The Plastiki, a boat made of bottles that set sail from San Francisco in March, glided past the Sydney Opera House at midday local time Monday in a grand finale to a voyage intended to highlight the problem of plastic waste.

“Overwhelmed! Wow! Need to breathe. Wow! Wow! Wow!” read one of the final tweets from the boat, whose buoyancy relied on the 12,500 plastic bottles encased in its hull…

Underlining the vessel’s mission, Plastiki estimated at its Web site that 8.7 billion plastic bottles, give or take, had been used in the United States since it set out…

Wearing a pink cap and a mariner’s full beard, the leader of the expedition, David de Rothschild, 31, strode up the dock at Darling Harbor to a welcoming ceremony that included the American ambassador to Australia, Jeffrey Bleich. “The journey of the Plastiki is a journey from trash to triumph,” Mr. Bleich said, in a nod both to the boat’s recycled nature and its path through a large garbage patch in the Pacific.

We posted on the start of this adventure back in March. We can stop worrying about the voyagers, finally.

And return to worrying about what we all do to this small planet.

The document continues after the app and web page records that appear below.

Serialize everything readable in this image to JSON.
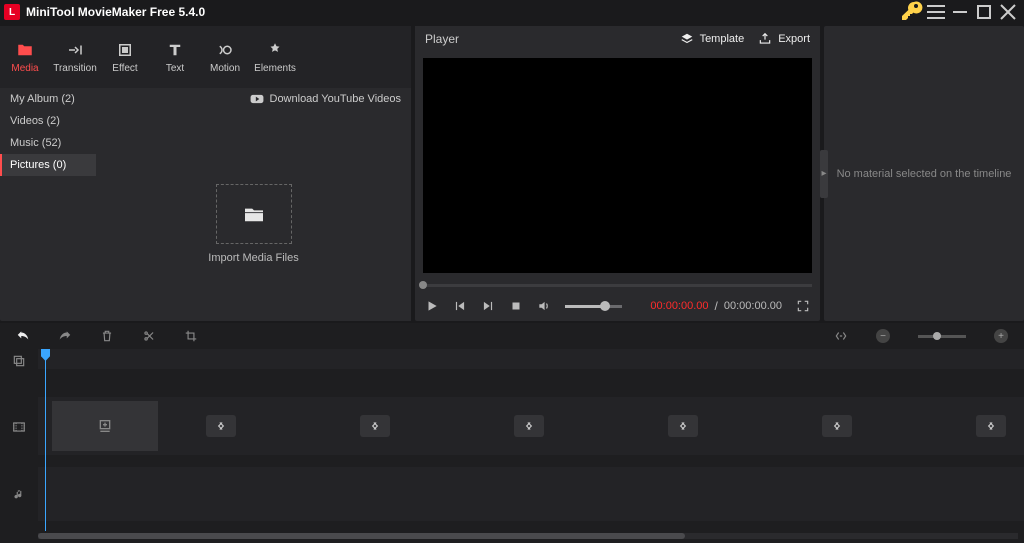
{
  "app": {
    "title": "MiniTool MovieMaker Free 5.4.0"
  },
  "tabs": {
    "media": "Media",
    "transition": "Transition",
    "effect": "Effect",
    "text": "Text",
    "motion": "Motion",
    "elements": "Elements"
  },
  "sidebar": {
    "my_album": "My Album (2)",
    "videos": "Videos (2)",
    "music": "Music (52)",
    "pictures": "Pictures (0)"
  },
  "media": {
    "download": "Download YouTube Videos",
    "import": "Import Media Files"
  },
  "player": {
    "label": "Player",
    "template": "Template",
    "export": "Export",
    "time_current": "00:00:00.00",
    "time_sep": " / ",
    "time_total": "00:00:00.00"
  },
  "props": {
    "empty": "No material selected on the timeline"
  }
}
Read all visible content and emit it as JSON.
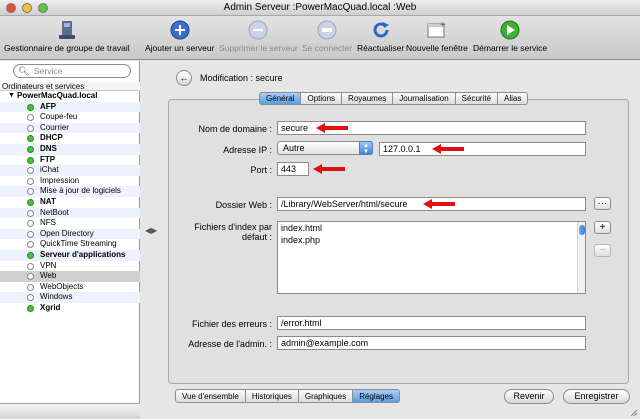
{
  "window": {
    "title": "Admin Serveur :PowerMacQuad.local :Web"
  },
  "toolbar": {
    "items": [
      {
        "label": "Gestionnaire de groupe de travail",
        "icon": "workgroup-manager-icon"
      },
      {
        "label": "Ajouter un serveur",
        "icon": "add-icon"
      },
      {
        "label": "Supprimer le serveur",
        "icon": "remove-icon"
      },
      {
        "label": "Se connecter",
        "icon": "connect-icon"
      },
      {
        "label": "Réactualiser",
        "icon": "refresh-icon"
      },
      {
        "label": "Nouvelle fenêtre",
        "icon": "new-window-icon"
      },
      {
        "label": "Démarrer le service",
        "icon": "play-icon"
      }
    ]
  },
  "sidebar": {
    "search_placeholder": "Service",
    "header": "Ordinateurs et services",
    "host": "PowerMacQuad.local",
    "services": [
      {
        "name": "AFP",
        "running": true
      },
      {
        "name": "Coupe-feu",
        "running": false
      },
      {
        "name": "Courrier",
        "running": false
      },
      {
        "name": "DHCP",
        "running": true
      },
      {
        "name": "DNS",
        "running": true
      },
      {
        "name": "FTP",
        "running": true
      },
      {
        "name": "iChat",
        "running": false
      },
      {
        "name": "Impression",
        "running": false
      },
      {
        "name": "Mise à jour de logiciels",
        "running": false
      },
      {
        "name": "NAT",
        "running": true
      },
      {
        "name": "NetBoot",
        "running": false
      },
      {
        "name": "NFS",
        "running": false
      },
      {
        "name": "Open Directory",
        "running": false
      },
      {
        "name": "QuickTime Streaming",
        "running": false
      },
      {
        "name": "Serveur d'applications",
        "running": true
      },
      {
        "name": "VPN",
        "running": false
      },
      {
        "name": "Web",
        "running": false,
        "selected": true
      },
      {
        "name": "WebObjects",
        "running": false
      },
      {
        "name": "Windows",
        "running": false
      },
      {
        "name": "Xgrid",
        "running": true
      }
    ]
  },
  "main": {
    "header": "Modification : secure",
    "tabs": [
      "Général",
      "Options",
      "Royaumes",
      "Journalisation",
      "Sécurité",
      "Alias"
    ],
    "active_tab": "Général",
    "form": {
      "domain_label": "Nom de domaine :",
      "domain_value": "secure",
      "ip_label": "Adresse IP :",
      "ip_popup": "Autre",
      "ip_value": "127.0.0.1",
      "port_label": "Port :",
      "port_value": "443",
      "folder_label": "Dossier Web :",
      "folder_value": "/Library/WebServer/html/secure",
      "folder_button": "···",
      "index_label_1": "Fichiers d'index par",
      "index_label_2": "défaut :",
      "index_files": [
        "index.html",
        "index.php"
      ],
      "add_button": "+",
      "remove_button": "−",
      "errors_label": "Fichier des erreurs :",
      "errors_value": "/error.html",
      "admin_label": "Adresse de l'admin. :",
      "admin_value": "admin@example.com"
    },
    "bottom_tabs": [
      "Vue d'ensemble",
      "Historiques",
      "Graphiques",
      "Réglages"
    ],
    "active_bottom_tab": "Réglages",
    "revert_button": "Revenir",
    "save_button": "Enregistrer"
  },
  "colors": {
    "accent": "#5b9de6",
    "running": "#49c23a",
    "arrow": "#e01010"
  }
}
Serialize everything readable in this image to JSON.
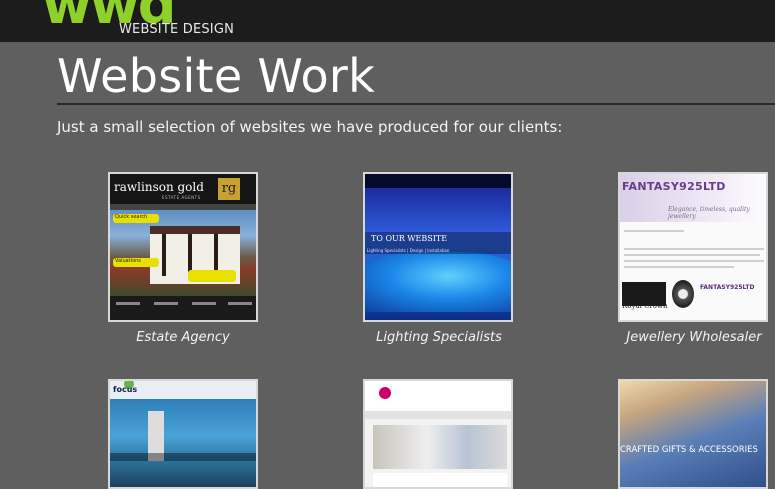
{
  "header": {
    "logo_mark": "wwd",
    "logo_sub": "WEBSITE DESIGN"
  },
  "page": {
    "title": "Website Work",
    "intro": "Just a small selection of websites we have produced for our clients:"
  },
  "portfolio": {
    "items": [
      {
        "caption": "Estate Agency",
        "thumb_brand": "rawlinson gold",
        "thumb_brand_sub": "ESTATE AGENTS",
        "thumb_logo": "rg",
        "thumb_tag_1": "Quick search",
        "thumb_tag_2": "Valuations"
      },
      {
        "caption": "Lighting Specialists",
        "thumb_welcome": "TO OUR WEBSITE",
        "thumb_sub": "Lighting Specialists | Design | Installation"
      },
      {
        "caption": "Jewellery Wholesaler",
        "thumb_brand": "FANTASY925LTD",
        "thumb_tag": "Elegance, timeless, quality jewellery",
        "thumb_brand_2": "FANTASY925LTD",
        "thumb_crown": "Royal Crown"
      },
      {
        "caption": "",
        "thumb_brand": "focus"
      },
      {
        "caption": ""
      },
      {
        "caption": "",
        "thumb_label": "CRAFTED GIFTS & ACCESSORIES"
      }
    ]
  },
  "colors": {
    "background": "#5f5f5f",
    "topbar": "#1c1c1c",
    "logo_green": "#8ed12a"
  }
}
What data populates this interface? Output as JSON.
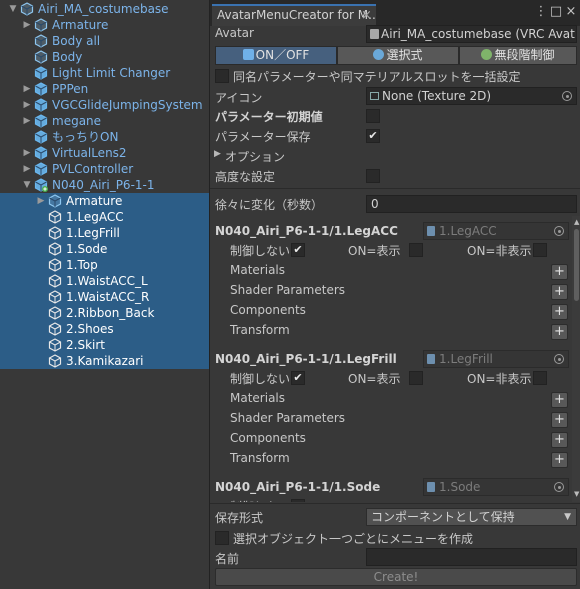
{
  "hierarchy": {
    "rows": [
      {
        "label": "Airi_MA_costumebase",
        "fold": "open",
        "indent": 0,
        "color": "blue",
        "icon": "prefab",
        "selected": false
      },
      {
        "label": "Armature",
        "fold": "closed",
        "indent": 1,
        "color": "blue",
        "icon": "prefab",
        "selected": false
      },
      {
        "label": "Body all",
        "fold": "none",
        "indent": 1,
        "color": "blue",
        "icon": "prefab",
        "selected": false
      },
      {
        "label": "Body",
        "fold": "none",
        "indent": 1,
        "color": "blue",
        "icon": "prefab",
        "selected": false
      },
      {
        "label": "Light Limit Changer",
        "fold": "none",
        "indent": 1,
        "color": "blue",
        "icon": "prefab-solid",
        "selected": false
      },
      {
        "label": "PPPen",
        "fold": "closed",
        "indent": 1,
        "color": "blue",
        "icon": "prefab-solid",
        "selected": false
      },
      {
        "label": "VGCGlideJumpingSystem",
        "fold": "closed",
        "indent": 1,
        "color": "blue",
        "icon": "prefab-solid",
        "selected": false
      },
      {
        "label": "megane",
        "fold": "closed",
        "indent": 1,
        "color": "blue",
        "icon": "prefab-solid",
        "selected": false
      },
      {
        "label": "もっちりON",
        "fold": "none",
        "indent": 1,
        "color": "blue",
        "icon": "prefab-solid",
        "selected": false
      },
      {
        "label": "VirtualLens2",
        "fold": "closed",
        "indent": 1,
        "color": "blue",
        "icon": "prefab-solid",
        "selected": false
      },
      {
        "label": "PVLController",
        "fold": "closed",
        "indent": 1,
        "color": "blue",
        "icon": "prefab-solid",
        "selected": false
      },
      {
        "label": "N040_Airi_P6-1-1",
        "fold": "open",
        "indent": 1,
        "color": "blue",
        "icon": "prefab-added",
        "selected": false
      },
      {
        "label": "Armature",
        "fold": "closed",
        "indent": 2,
        "color": "blue",
        "icon": "prefab",
        "selected": true
      },
      {
        "label": "1.LegACC",
        "fold": "none",
        "indent": 2,
        "color": "white",
        "icon": "gameobject",
        "selected": true
      },
      {
        "label": "1.LegFrill",
        "fold": "none",
        "indent": 2,
        "color": "white",
        "icon": "gameobject",
        "selected": true
      },
      {
        "label": "1.Sode",
        "fold": "none",
        "indent": 2,
        "color": "white",
        "icon": "gameobject",
        "selected": true
      },
      {
        "label": "1.Top",
        "fold": "none",
        "indent": 2,
        "color": "white",
        "icon": "gameobject",
        "selected": true
      },
      {
        "label": "1.WaistACC_L",
        "fold": "none",
        "indent": 2,
        "color": "white",
        "icon": "gameobject",
        "selected": true
      },
      {
        "label": "1.WaistACC_R",
        "fold": "none",
        "indent": 2,
        "color": "white",
        "icon": "gameobject",
        "selected": true
      },
      {
        "label": "2.Ribbon_Back",
        "fold": "none",
        "indent": 2,
        "color": "white",
        "icon": "gameobject",
        "selected": true
      },
      {
        "label": "2.Shoes",
        "fold": "none",
        "indent": 2,
        "color": "white",
        "icon": "gameobject",
        "selected": true
      },
      {
        "label": "2.Skirt",
        "fold": "none",
        "indent": 2,
        "color": "white",
        "icon": "gameobject",
        "selected": true
      },
      {
        "label": "3.Kamikazari",
        "fold": "none",
        "indent": 2,
        "color": "white",
        "icon": "gameobject",
        "selected": true
      }
    ]
  },
  "window": {
    "tab_title": "AvatarMenuCreator for M...",
    "tab_close": "×",
    "menu_glyph": "⋮",
    "maximize_glyph": "□",
    "close_glyph": "×"
  },
  "avatar": {
    "label": "Avatar",
    "value": "Airi_MA_costumebase (VRC Avat"
  },
  "modes": [
    {
      "label": "ON／OFF",
      "active": true,
      "icon": "toggle"
    },
    {
      "label": "選択式",
      "active": false,
      "icon": "select"
    },
    {
      "label": "無段階制御",
      "active": false,
      "icon": "radial"
    }
  ],
  "same_param_label": "同名パラメーターや同マテリアルスロットを一括設定",
  "icon_field": {
    "label": "アイコン",
    "value": "None (Texture 2D)"
  },
  "param_initial_label": "パラメーター初期値",
  "param_save_label": "パラメーター保存",
  "options_label": "オプション",
  "advanced_label": "高度な設定",
  "gradual": {
    "label": "徐々に変化（秒数）",
    "value": "0"
  },
  "items": [
    {
      "title": "N040_Airi_P6-1-1/1.LegACC",
      "object": "1.LegACC",
      "no_control_label": "制御しない",
      "on_show_label": "ON=表示",
      "on_hide_label": "ON=非表示",
      "no_control": true,
      "on_show": false,
      "on_hide": false,
      "sections": [
        "Materials",
        "Shader Parameters",
        "Components",
        "Transform"
      ]
    },
    {
      "title": "N040_Airi_P6-1-1/1.LegFrill",
      "object": "1.LegFrill",
      "no_control_label": "制御しない",
      "on_show_label": "ON=表示",
      "on_hide_label": "ON=非表示",
      "no_control": true,
      "on_show": false,
      "on_hide": false,
      "sections": [
        "Materials",
        "Shader Parameters",
        "Components",
        "Transform"
      ]
    },
    {
      "title": "N040_Airi_P6-1-1/1.Sode",
      "object": "1.Sode",
      "no_control_label": "制御しない"
    }
  ],
  "save_format": {
    "label": "保存形式",
    "value": "コンポーネントとして保持"
  },
  "per_object_label": "選択オブジェクト一つごとにメニューを作成",
  "name_field": {
    "label": "名前",
    "value": ""
  },
  "create_label": "Create!",
  "colors": {
    "selection": "#2c5d87",
    "prefab_blue": "#7cb4ea",
    "panel": "#383838",
    "tab_accent": "#3a72b0"
  }
}
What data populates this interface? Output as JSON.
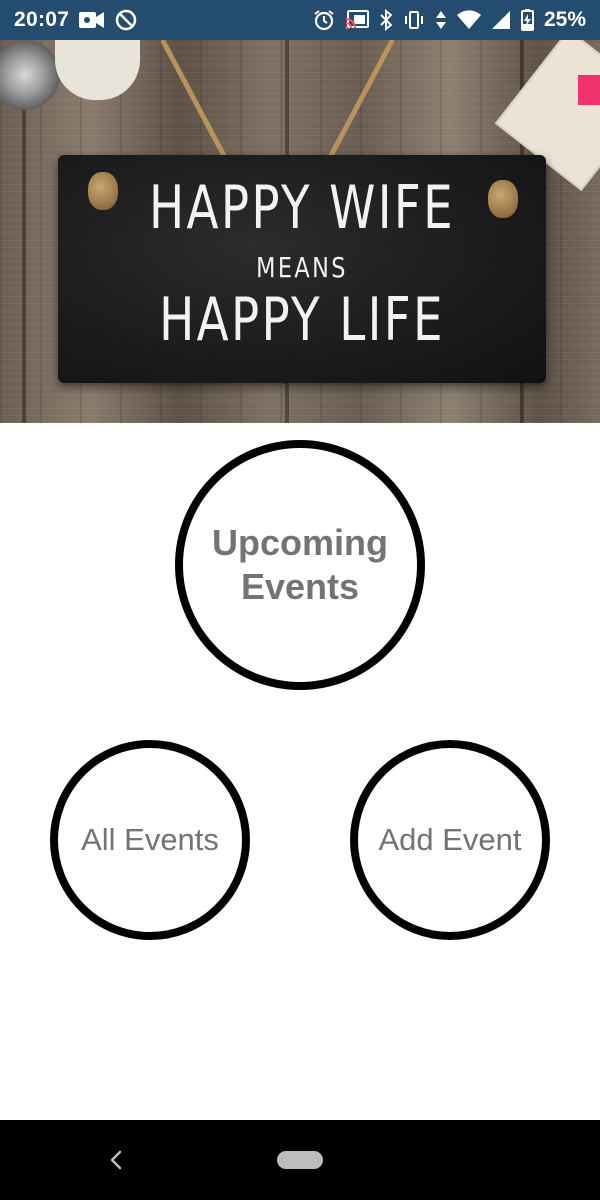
{
  "status_bar": {
    "time": "20:07",
    "battery_percent": "25%",
    "left_icons": [
      "video-camera-icon",
      "do-not-disturb-icon"
    ],
    "right_icons": [
      "alarm-icon",
      "cast-icon",
      "bluetooth-icon",
      "vibrate-icon",
      "data-arrows-icon",
      "wifi-icon",
      "cell-signal-icon",
      "battery-charging-icon"
    ],
    "background_color": "#234c6e"
  },
  "hero": {
    "sign_line_1": "HAPPY WIFE",
    "sign_line_2": "MEANS",
    "sign_line_3": "HAPPY LIFE"
  },
  "buttons": {
    "upcoming_events": "Upcoming Events",
    "all_events": "All Events",
    "add_event": "Add Event"
  },
  "colors": {
    "button_border": "#000000",
    "button_text": "#737373",
    "nav_background": "#000000"
  },
  "nav_bar": {
    "icons": [
      "back-icon",
      "home-pill-icon"
    ]
  }
}
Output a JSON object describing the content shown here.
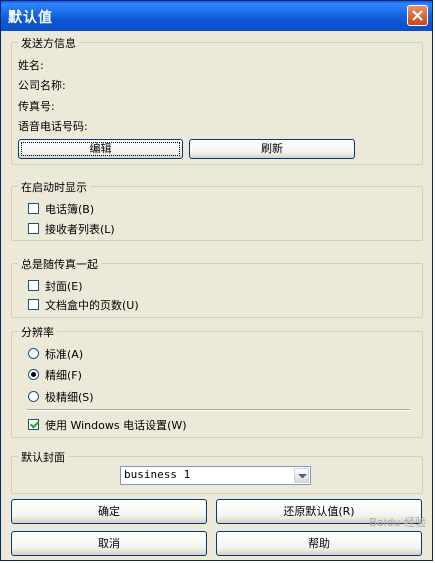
{
  "window": {
    "title": "默认值"
  },
  "sender": {
    "legend": "发送方信息",
    "name_label": "姓名:",
    "company_label": "公司名称:",
    "fax_label": "传真号:",
    "voice_label": "语音电话号码:",
    "edit_label": "编辑",
    "refresh_label": "刷新"
  },
  "startup": {
    "legend": "在启动时显示",
    "phonebook_label": "电话簿(B)",
    "phonebook_checked": false,
    "recipients_label": "接收者列表(L)",
    "recipients_checked": false
  },
  "always": {
    "legend": "总是随传真一起",
    "cover_label": "封面(E)",
    "cover_checked": false,
    "pages_label": "文档盒中的页数(U)",
    "pages_checked": false
  },
  "resolution": {
    "legend": "分辨率",
    "options": [
      {
        "label": "标准(A)",
        "selected": false
      },
      {
        "label": "精细(F)",
        "selected": true
      },
      {
        "label": "极精细(S)",
        "selected": false
      }
    ],
    "windows_label": "使用 Windows 电话设置(W)",
    "windows_checked": true
  },
  "cover_default": {
    "legend": "默认封面",
    "selected_value": "business 1"
  },
  "buttons": {
    "ok": "确定",
    "restore": "还原默认值(R)",
    "cancel": "取消",
    "help": "帮助"
  },
  "watermark": "Baidu 经验"
}
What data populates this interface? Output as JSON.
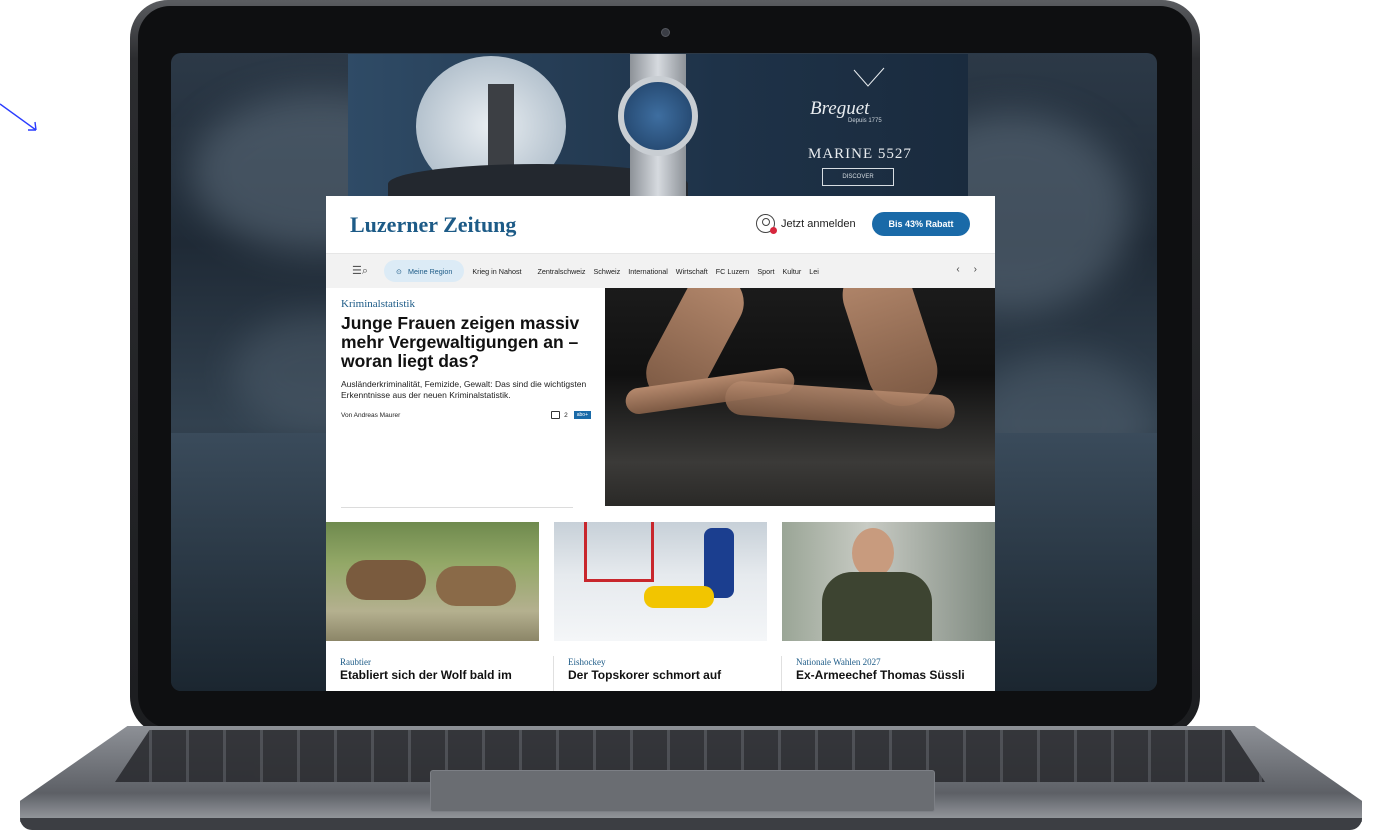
{
  "ad": {
    "brand": "Breguet",
    "brand_sub": "Depuis 1775",
    "model": "MARINE 5527",
    "cta": "DISCOVER"
  },
  "site": {
    "logo": "Luzerner Zeitung",
    "login_label": "Jetzt anmelden",
    "rabatt_label": "Bis 43% Rabatt",
    "nav": {
      "region": "Meine Region",
      "items": [
        "Krieg in Nahost",
        "Zentralschweiz",
        "Schweiz",
        "International",
        "Wirtschaft",
        "FC Luzern",
        "Sport",
        "Kultur",
        "Lei"
      ]
    },
    "hero": {
      "kicker": "Kriminalstatistik",
      "headline": "Junge Frauen zeigen massiv mehr Vergewaltigungen an – woran liegt das?",
      "teaser": "Ausländerkriminalität, Femizide, Gewalt: Das sind die wichtigsten Erkenntnisse aus der neuen Kriminalstatistik.",
      "author": "Von Andreas Maurer",
      "comments": "2",
      "abo": "abo+"
    },
    "cards": [
      {
        "kicker": "Raubtier",
        "title": "Etabliert sich der Wolf bald im"
      },
      {
        "kicker": "Eishockey",
        "title": "Der Topskorer schmort auf"
      },
      {
        "kicker": "Nationale Wahlen 2027",
        "title": "Ex-Armeechef Thomas Süssli"
      }
    ]
  },
  "colors": {
    "accent": "#1d5b87",
    "button": "#1a6aa8",
    "highlight": "#fff200"
  }
}
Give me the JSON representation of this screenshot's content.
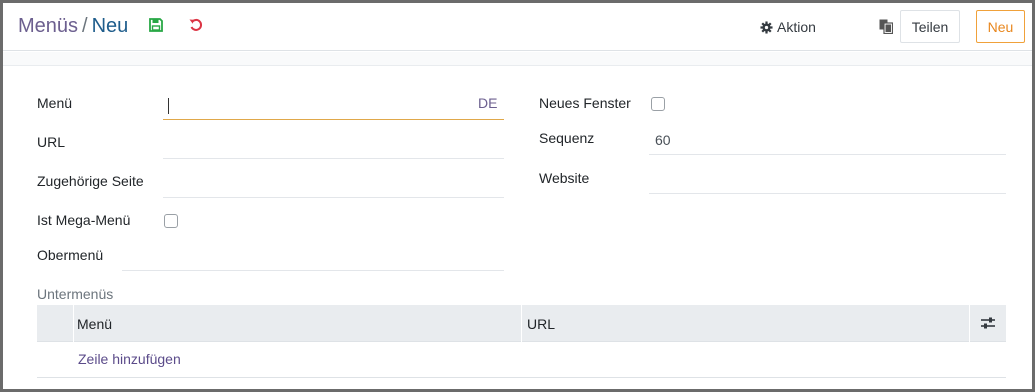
{
  "breadcrumb": {
    "parent": "Menüs",
    "separator": "/",
    "current": "Neu"
  },
  "toolbar": {
    "action_label": "Aktion",
    "share_label": "Teilen",
    "new_label": "Neu",
    "icons": [
      "save-icon",
      "discard-icon",
      "gear-icon",
      "copy-icon"
    ]
  },
  "form": {
    "menu_label": "Menü",
    "menu_value": "",
    "menu_lang": "DE",
    "url_label": "URL",
    "url_value": "",
    "page_label": "Zugehörige Seite",
    "page_value": "",
    "mega_menu_label": "Ist Mega-Menü",
    "mega_menu_checked": false,
    "parent_label": "Obermenü",
    "parent_value": "",
    "new_window_label": "Neues Fenster",
    "new_window_checked": false,
    "sequence_label": "Sequenz",
    "sequence_value": "60",
    "website_label": "Website",
    "website_value": ""
  },
  "submenus": {
    "title": "Untermenüs",
    "columns": [
      "Menü",
      "URL"
    ],
    "add_line_label": "Zeile hinzufügen",
    "rows": []
  },
  "colors": {
    "accent": "#e8871e",
    "breadcrumb_parent": "#6c5f8f",
    "breadcrumb_current": "#1f5d8c",
    "save_icon": "#28a745",
    "discard_icon": "#dc3545",
    "link": "#5b4b8a"
  }
}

Sony pulls the plug on OLED TV

$2000 for an 11″ TV set

Sony Corp has pulled the plug in Japan on sales of a next-generation flat TV due to sluggish demand, a setback for a product the company had trumpeted as a sign of its revival as an innovator.

Sony said it had stopped production of ultra-thin TVs using organic light-emitting diode (OLED) technology for Japan, just a little over 2 years since it launched its first set. It plans to keep selling the TVs in overseas markets, a spokesman said…

Apparently, Sony thinks everyone else in the world is too dumb to notice the price vs. utility.

Sony has aimed to become a leader in the technology and positioned the product as crucial in its drive to regain its reputation as an innovator after losing out to Apple Inc in portable music and Nintendo in video games.

“I want this world’s first OLED TV to be the symbol of the revival of Sony’s technological prowess. I want this to be the flag under which we charge forwards to turn the fortunes around,” then president Ryoji Chubachi told a briefing in October 2007…

Sony did not disclose how many OLED TV sets it has sold. DisplaySearch said it estimates worldwide shipments of about 2,000 Sony OLED TVs in 2009.